     Memory: 1.0M

     CGroup: /system.slice/fwcloud-agent.service

             └─34582 /opt/fwcloud/agent/fwcloud-agentsudo 

How it works

Once we have FWCloud-Agent installed in our firewall and connected to our FWCloud console, it is now possible to manage it. But how does the communication between our FWCloud console and the FWCloud-Agent service installed on our firewall work?

Such communication actually takes place between the FWCloud-API and the FWCloud-Agent service installed on the firewall. For example, when from FWCloud-UI we request to install the policy on a firewall, this request is relayed by FWCloud-API to the FWCloud-Agent on the firewall.

Just as the communication between FWCloud-UI and FWCloud-API is carried out through an API, the communication between FWCloud-API and FWCloud-Agent, is also carried out via an API, the FWCloud-Agent API.

To understand this better, let’s see an example of how we can communicate with the FWCloud-Agent API using the curl command.

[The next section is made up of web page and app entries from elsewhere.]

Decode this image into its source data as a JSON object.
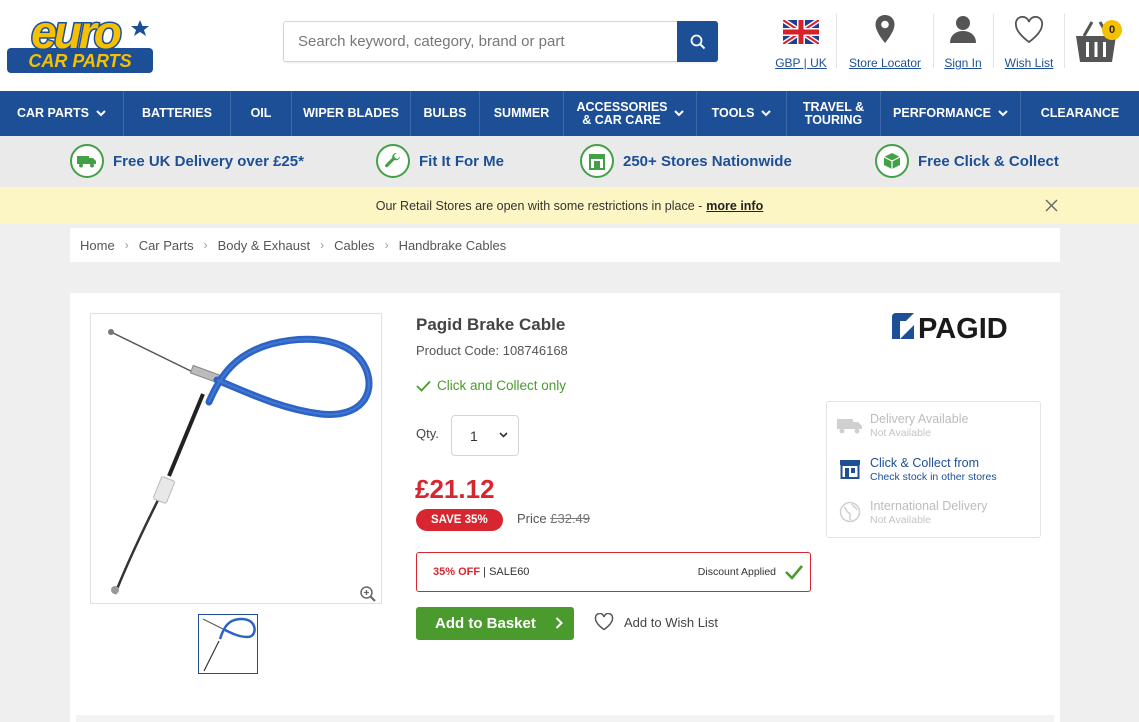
{
  "header": {
    "logo_top": "euro",
    "logo_bottom": "CAR PARTS",
    "search_placeholder": "Search keyword, category, brand or part",
    "links": [
      {
        "label": "GBP | UK",
        "icon": "uk-flag-icon"
      },
      {
        "label": "Store Locator",
        "icon": "map-pin-icon"
      },
      {
        "label": "Sign In",
        "icon": "user-icon"
      },
      {
        "label": "Wish List",
        "icon": "heart-icon"
      }
    ],
    "cart_count": "0"
  },
  "nav": [
    {
      "label": "CAR PARTS",
      "chevron": true
    },
    {
      "label": "BATTERIES",
      "chevron": false
    },
    {
      "label": "OIL",
      "chevron": false
    },
    {
      "label": "WIPER BLADES",
      "chevron": false
    },
    {
      "label": "BULBS",
      "chevron": false
    },
    {
      "label": "SUMMER",
      "chevron": false
    },
    {
      "label": "ACCESSORIES & CAR CARE",
      "chevron": true
    },
    {
      "label": "TOOLS",
      "chevron": true
    },
    {
      "label": "TRAVEL & TOURING",
      "chevron": false
    },
    {
      "label": "PERFORMANCE",
      "chevron": true
    },
    {
      "label": "CLEARANCE",
      "chevron": false
    }
  ],
  "usp": [
    {
      "label": "Free UK Delivery over £25*",
      "icon": "delivery-van-icon"
    },
    {
      "label": "Fit It For Me",
      "icon": "wrench-icon"
    },
    {
      "label": "250+ Stores Nationwide",
      "icon": "store-icon"
    },
    {
      "label": "Free Click & Collect",
      "icon": "box-icon"
    }
  ],
  "notice": {
    "text": "Our Retail Stores are open with some restrictions in place -",
    "link": "more info"
  },
  "breadcrumb": [
    "Home",
    "Car Parts",
    "Body & Exhaust",
    "Cables",
    "Handbrake Cables"
  ],
  "product": {
    "title": "Pagid Brake Cable",
    "code": "Product Code: 108746168",
    "availability": "Click and Collect only",
    "qty_label": "Qty.",
    "qty_value": "1",
    "price": "£21.12",
    "save_badge": "SAVE 35%",
    "was_label": "Price",
    "was_price": "£32.49",
    "discount_off": "35% OFF",
    "discount_code": "SALE60",
    "discount_status": "Discount Applied",
    "add_button": "Add to Basket",
    "wishlist": "Add to Wish List",
    "brand": "PAGID"
  },
  "delivery": [
    {
      "title": "Delivery Available",
      "sub": "Not Available",
      "enabled": false,
      "icon": "delivery-van-icon"
    },
    {
      "title": "Click & Collect from",
      "sub": "Check stock in other stores",
      "enabled": true,
      "icon": "store-icon"
    },
    {
      "title": "International Delivery",
      "sub": "Not Available",
      "enabled": false,
      "icon": "globe-icon"
    }
  ],
  "colors": {
    "brand_blue": "#1d4f96",
    "logo_yellow": "#f5c000",
    "price_red": "#d7262f",
    "green": "#4a9a2d"
  }
}
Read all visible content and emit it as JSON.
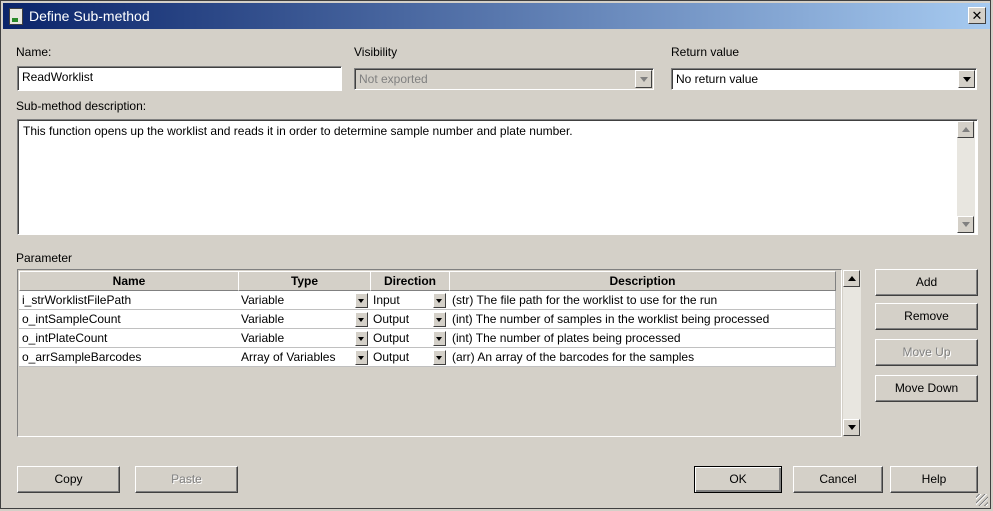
{
  "window": {
    "title": "Define Sub-method",
    "close_glyph": "✕"
  },
  "form": {
    "name_label": "Name:",
    "name_value": "ReadWorklist",
    "visibility_label": "Visibility",
    "visibility_value": "Not exported",
    "return_label": "Return value",
    "return_value": "No return value",
    "description_label": "Sub-method description:",
    "description_value": "This function opens up the worklist and reads it in order to determine sample number and plate number."
  },
  "parameters": {
    "label": "Parameter",
    "columns": [
      "Name",
      "Type",
      "Direction",
      "Description"
    ],
    "rows": [
      {
        "name": "i_strWorklistFilePath",
        "type": "Variable",
        "direction": "Input",
        "description": "(str) The file path for the worklist to use for the run"
      },
      {
        "name": "o_intSampleCount",
        "type": "Variable",
        "direction": "Output",
        "description": "(int) The number of samples in the worklist being processed"
      },
      {
        "name": "o_intPlateCount",
        "type": "Variable",
        "direction": "Output",
        "description": "(int) The number of plates being processed"
      },
      {
        "name": "o_arrSampleBarcodes",
        "type": "Array of Variables",
        "direction": "Output",
        "description": "(arr) An array of the barcodes for the samples"
      }
    ]
  },
  "side_buttons": {
    "add": "Add",
    "remove": "Remove",
    "move_up": "Move Up",
    "move_down": "Move Down"
  },
  "bottom_buttons": {
    "copy": "Copy",
    "paste": "Paste",
    "ok": "OK",
    "cancel": "Cancel",
    "help": "Help"
  },
  "colors": {
    "title_start": "#0a246a",
    "title_end": "#a6caf0",
    "face": "#d4d0c8"
  }
}
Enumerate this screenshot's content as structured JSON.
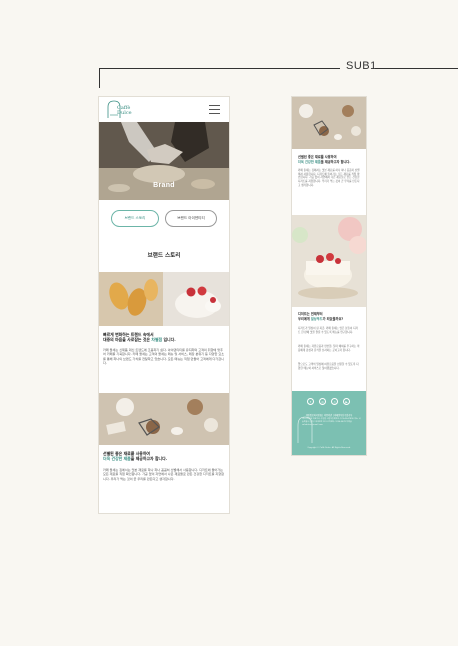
{
  "page": {
    "section_label": "SUB1"
  },
  "left_phone": {
    "logo_text_1": "Caffè",
    "logo_text_2": "Dulce",
    "hero_title": "Brand",
    "tabs": [
      {
        "label": "브랜드 스토리",
        "active": true
      },
      {
        "label": "브랜드 아이덴티티",
        "active": false
      }
    ],
    "section_title": "브랜드 스토리",
    "block1": {
      "heading_line1": "빠르게 변화하는 트렌드 속에서",
      "heading_pre": "대중의 마음을 사로잡는 것은 ",
      "heading_accent": "차별점",
      "heading_post": " 입니다.",
      "body": "카페 둘세는 신제품 대신 트렌드에 조응하기 쉽다. 아이덴티티를 유지하며 고객의 취향에 맞추어 카페를 기획합니다. 카페 둘세는 고객의 둘세는 메뉴 및 서비스, 매장 분위기 등 다양한 요소를 통해 하나의 브랜드 가치를 전달하고 있습니다. 모든 메뉴는 직접 만들어 고객에게 다가갑니다."
    },
    "block2": {
      "heading_line1": "선별된 좋은 재료를 사용하여",
      "heading_accent": "더욱 건강한 제품",
      "heading_post": "을 제공하고자 합니다.",
      "body": "카페 둘세는 집에서는 맛본 재료를 하나 하나 꼼꼼히 선별해서 사용합니다. 디저트에 들어가는 모든 재료를 직접 확인합니다. 가공 없이 자연에서 나온 재료들로 만든 건강한 디저트를 지향합니다. 우리가 먹는 것이 곧 우리를 만든다고 생각합니다."
    }
  },
  "right_phone": {
    "block1": {
      "heading_line1": "선별된 좋은 재료를 사용하여",
      "heading_accent": "더욱 건강한 제품",
      "heading_post": "을 제공하고자 합니다.",
      "body": "카페 둘세는 집에서는 맛본 재료를 하나 하나 꼼꼼히 선별해서 사용합니다. 디저트에 들어가는 모든 재료를 직접 확인합니다. 가공 없이 자연에서 나온 재료들로 만든 건강한 디저트를 지향합니다. 우리가 먹는 것이 곧 우리를 만든다고 생각합니다."
    },
    "block2": {
      "heading_line1": "디저트는 먼제부터",
      "heading_pre": "우리에게 ",
      "heading_accent": "일상푸드",
      "heading_post": "가 되었을까요?",
      "body1": "디저트가 일상이 된 지금, 카페 둘세는 많은 분들이 디저트 한 판에 맛을 즐길 수 있도록 메뉴를 연구합니다.",
      "body2": "카페 둘세는 자유로움과 편안함, 달라 예외를 추구하는 마음에게 감성과 휴식을 선사하는 곳이고자 합니다.",
      "body3": "앞으로도 고객의 일상에 여유로움을 선물할 수 있도록 다양한 메뉴와 서비스로 찾아뵙겠습니다."
    },
    "footer": {
      "sns": [
        "f",
        "◎",
        "♫",
        "▶"
      ],
      "links": "개인정보처리방침 | 이용약관 | 이메일무단수집거부",
      "info": "(주)카페둘세 대표이사: 홍길동 사업자등록번호: 123-45-67890 주소: 서울특별시 강남구 테헤란로 123 고객센터: 1234-5678 이메일: cafedulce@email.com",
      "copyright": "Copyright © Caffè Dulce. All Rights Reserved.",
      "logo_text_1": "Caffè",
      "logo_text_2": "Dulce"
    }
  }
}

curl -k -i -X PUT -H 'X-API-Key: LofKtOxLjBRfxQqKhxLaG8xxPdVCuMSBhnGnYoUtuSBQx9xP0fPKPxE5xGHO40q8'

We use the ping call of the FWCloud-Agent API to which it will respond with an HTTP 200 code if all goes well.

If we look at the URL that we use to communicate with the FWCloud-Agent we can see several things. We are using secure communication through HTTPS, for that reason the self-signed certificate that is generated during the installation process is necessary.

Next we have the IP ( and TCP port (33033) through which we can communicate with FWCloud-Agent. And the path for the API call (/api/v1/ping) that defines the service we are requesting.

Keep in mind that the API Key that we are using in this example must be modified by the one generated in our FWCloud-Agent server.